(To do):
From the records below, return every line containing the word "vertical".

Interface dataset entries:

::::::::::

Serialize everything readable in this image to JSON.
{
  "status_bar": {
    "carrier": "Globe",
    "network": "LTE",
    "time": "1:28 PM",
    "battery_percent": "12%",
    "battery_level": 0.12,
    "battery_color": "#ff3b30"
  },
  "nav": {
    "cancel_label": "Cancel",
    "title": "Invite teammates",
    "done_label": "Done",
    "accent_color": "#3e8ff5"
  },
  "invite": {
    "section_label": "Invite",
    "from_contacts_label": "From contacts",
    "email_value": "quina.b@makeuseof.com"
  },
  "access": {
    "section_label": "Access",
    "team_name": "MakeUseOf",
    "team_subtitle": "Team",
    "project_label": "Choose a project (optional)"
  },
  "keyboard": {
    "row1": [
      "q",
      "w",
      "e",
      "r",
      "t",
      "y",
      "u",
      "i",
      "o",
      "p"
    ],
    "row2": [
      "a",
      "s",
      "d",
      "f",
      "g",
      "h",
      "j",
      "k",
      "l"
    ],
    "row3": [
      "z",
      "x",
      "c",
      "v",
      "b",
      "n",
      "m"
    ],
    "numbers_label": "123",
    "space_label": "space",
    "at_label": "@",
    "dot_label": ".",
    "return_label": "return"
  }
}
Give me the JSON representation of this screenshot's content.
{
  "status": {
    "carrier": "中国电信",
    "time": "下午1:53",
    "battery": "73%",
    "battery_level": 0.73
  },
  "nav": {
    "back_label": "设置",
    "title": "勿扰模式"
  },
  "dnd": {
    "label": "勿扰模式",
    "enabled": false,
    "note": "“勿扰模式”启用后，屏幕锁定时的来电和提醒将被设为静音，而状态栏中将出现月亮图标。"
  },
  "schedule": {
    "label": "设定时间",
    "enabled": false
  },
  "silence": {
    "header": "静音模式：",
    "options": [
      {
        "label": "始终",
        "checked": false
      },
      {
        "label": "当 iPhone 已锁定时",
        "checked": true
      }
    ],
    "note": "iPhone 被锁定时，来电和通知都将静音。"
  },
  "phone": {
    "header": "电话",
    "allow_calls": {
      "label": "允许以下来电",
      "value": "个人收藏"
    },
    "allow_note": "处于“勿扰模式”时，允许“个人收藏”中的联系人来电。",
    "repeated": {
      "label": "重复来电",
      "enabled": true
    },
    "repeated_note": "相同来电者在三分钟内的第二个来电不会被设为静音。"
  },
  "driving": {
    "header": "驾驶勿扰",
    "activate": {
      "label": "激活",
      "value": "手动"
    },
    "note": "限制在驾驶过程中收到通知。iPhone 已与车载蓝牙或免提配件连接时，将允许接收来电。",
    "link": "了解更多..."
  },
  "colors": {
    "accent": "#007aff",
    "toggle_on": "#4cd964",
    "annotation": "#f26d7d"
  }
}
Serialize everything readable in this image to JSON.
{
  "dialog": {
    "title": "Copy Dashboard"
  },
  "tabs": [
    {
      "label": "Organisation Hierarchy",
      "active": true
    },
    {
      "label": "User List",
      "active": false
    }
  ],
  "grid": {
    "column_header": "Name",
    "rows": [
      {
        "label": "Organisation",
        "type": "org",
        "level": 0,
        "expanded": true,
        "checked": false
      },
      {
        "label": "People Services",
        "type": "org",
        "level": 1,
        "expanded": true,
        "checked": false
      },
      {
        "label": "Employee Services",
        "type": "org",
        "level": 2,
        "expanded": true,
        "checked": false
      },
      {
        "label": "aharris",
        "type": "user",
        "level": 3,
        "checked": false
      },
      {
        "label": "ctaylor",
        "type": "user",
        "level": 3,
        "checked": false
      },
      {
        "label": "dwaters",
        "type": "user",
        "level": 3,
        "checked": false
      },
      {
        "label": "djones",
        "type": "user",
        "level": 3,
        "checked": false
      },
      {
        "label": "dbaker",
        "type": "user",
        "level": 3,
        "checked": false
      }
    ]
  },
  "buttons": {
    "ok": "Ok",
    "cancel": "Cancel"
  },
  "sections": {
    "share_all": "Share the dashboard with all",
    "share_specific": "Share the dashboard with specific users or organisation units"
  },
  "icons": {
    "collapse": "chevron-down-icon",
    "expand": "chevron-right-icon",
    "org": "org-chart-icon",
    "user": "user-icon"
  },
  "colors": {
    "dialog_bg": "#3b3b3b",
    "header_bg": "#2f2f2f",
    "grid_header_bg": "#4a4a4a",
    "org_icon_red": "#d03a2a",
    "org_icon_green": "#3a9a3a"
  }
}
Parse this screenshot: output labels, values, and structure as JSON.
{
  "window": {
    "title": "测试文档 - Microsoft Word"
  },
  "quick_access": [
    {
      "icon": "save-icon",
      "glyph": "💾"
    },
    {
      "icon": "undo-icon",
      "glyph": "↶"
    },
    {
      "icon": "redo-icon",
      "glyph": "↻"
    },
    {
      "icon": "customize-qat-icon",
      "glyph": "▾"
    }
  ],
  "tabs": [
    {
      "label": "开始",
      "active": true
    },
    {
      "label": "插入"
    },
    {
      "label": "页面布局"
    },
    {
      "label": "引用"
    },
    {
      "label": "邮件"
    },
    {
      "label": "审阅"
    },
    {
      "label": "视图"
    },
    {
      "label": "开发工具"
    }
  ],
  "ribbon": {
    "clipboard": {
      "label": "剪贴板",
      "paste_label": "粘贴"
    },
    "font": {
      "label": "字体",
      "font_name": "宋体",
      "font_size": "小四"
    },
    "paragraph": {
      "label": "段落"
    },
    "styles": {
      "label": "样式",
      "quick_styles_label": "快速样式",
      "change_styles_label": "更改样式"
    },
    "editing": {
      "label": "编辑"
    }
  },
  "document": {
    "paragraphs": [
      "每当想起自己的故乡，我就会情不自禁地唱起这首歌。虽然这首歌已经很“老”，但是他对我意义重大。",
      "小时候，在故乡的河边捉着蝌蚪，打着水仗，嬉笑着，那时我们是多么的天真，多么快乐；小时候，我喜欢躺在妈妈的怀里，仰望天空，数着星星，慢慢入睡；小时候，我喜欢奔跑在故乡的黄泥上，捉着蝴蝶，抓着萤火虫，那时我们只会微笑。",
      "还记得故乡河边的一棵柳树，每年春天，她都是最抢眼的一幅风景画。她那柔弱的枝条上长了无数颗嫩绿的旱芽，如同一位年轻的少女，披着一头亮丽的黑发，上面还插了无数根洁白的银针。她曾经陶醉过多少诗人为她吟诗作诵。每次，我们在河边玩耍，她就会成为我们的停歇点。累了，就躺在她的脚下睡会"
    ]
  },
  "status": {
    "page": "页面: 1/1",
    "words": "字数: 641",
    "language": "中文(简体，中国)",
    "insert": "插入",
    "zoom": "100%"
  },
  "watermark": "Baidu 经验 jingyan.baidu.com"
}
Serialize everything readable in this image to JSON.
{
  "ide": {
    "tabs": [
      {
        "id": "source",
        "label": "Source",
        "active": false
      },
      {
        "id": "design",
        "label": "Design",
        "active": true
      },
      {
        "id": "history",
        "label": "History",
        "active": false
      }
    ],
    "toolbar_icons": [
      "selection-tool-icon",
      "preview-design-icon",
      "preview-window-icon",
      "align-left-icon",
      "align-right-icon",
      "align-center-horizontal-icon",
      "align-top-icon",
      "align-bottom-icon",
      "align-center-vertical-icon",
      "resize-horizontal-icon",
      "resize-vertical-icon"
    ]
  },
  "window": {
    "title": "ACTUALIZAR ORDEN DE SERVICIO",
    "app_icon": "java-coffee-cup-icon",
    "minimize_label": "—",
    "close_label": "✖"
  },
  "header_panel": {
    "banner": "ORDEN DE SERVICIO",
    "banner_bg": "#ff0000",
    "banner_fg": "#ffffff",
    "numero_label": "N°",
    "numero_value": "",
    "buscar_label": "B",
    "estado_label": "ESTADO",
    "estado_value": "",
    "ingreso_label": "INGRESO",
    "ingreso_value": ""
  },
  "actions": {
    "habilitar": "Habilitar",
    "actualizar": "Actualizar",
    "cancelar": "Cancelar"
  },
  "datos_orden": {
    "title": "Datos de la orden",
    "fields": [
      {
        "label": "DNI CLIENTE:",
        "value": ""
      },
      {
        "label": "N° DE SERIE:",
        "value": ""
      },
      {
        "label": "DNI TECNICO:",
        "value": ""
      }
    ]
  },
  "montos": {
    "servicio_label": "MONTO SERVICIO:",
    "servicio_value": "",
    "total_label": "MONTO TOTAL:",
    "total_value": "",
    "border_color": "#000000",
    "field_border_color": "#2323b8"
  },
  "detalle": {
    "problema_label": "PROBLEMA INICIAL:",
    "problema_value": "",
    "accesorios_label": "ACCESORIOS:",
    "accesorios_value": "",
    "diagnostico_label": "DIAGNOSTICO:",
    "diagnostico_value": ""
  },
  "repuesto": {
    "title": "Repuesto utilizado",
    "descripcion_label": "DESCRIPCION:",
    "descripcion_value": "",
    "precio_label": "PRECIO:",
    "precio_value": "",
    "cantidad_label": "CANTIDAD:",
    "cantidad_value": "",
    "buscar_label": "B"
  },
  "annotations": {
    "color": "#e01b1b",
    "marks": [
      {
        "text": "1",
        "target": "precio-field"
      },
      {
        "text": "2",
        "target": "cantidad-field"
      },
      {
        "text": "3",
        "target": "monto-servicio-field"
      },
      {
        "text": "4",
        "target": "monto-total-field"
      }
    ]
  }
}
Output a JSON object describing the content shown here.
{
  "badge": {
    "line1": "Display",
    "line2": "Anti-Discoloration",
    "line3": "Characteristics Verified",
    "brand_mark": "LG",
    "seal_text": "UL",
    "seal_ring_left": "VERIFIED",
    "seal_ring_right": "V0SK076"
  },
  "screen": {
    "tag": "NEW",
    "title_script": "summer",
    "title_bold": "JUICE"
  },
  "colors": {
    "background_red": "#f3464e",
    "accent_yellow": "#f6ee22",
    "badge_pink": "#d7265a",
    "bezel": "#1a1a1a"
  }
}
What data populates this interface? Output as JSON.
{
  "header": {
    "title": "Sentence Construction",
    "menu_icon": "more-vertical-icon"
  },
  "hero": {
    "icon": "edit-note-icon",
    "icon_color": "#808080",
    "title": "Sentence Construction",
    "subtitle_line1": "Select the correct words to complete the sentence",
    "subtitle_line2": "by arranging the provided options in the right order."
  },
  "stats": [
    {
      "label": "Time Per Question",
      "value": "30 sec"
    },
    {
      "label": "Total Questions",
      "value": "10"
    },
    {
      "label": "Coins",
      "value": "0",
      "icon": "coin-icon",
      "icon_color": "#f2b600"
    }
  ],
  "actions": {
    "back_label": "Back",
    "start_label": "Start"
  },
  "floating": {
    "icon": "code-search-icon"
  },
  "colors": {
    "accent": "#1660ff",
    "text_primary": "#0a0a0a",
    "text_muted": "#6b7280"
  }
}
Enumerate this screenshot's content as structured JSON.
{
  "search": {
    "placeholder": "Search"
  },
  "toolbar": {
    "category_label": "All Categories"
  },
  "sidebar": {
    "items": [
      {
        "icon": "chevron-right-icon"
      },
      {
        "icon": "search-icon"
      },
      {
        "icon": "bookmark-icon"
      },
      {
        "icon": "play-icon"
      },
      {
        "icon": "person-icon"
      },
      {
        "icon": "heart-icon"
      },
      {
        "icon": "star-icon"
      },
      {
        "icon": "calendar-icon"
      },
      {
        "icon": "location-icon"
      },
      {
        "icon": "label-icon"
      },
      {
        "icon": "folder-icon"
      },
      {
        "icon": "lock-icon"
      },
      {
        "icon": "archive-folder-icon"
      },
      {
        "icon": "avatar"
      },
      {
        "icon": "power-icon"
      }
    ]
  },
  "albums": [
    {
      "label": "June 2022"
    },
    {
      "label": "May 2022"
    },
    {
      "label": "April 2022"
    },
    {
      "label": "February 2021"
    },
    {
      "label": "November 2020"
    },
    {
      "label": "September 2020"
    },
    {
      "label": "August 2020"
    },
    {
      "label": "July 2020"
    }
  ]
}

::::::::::

(Exercise response):
      "align-center-vertical-icon",
      "resize-vertical-icon"
    "menu_icon": "more-vertical-icon"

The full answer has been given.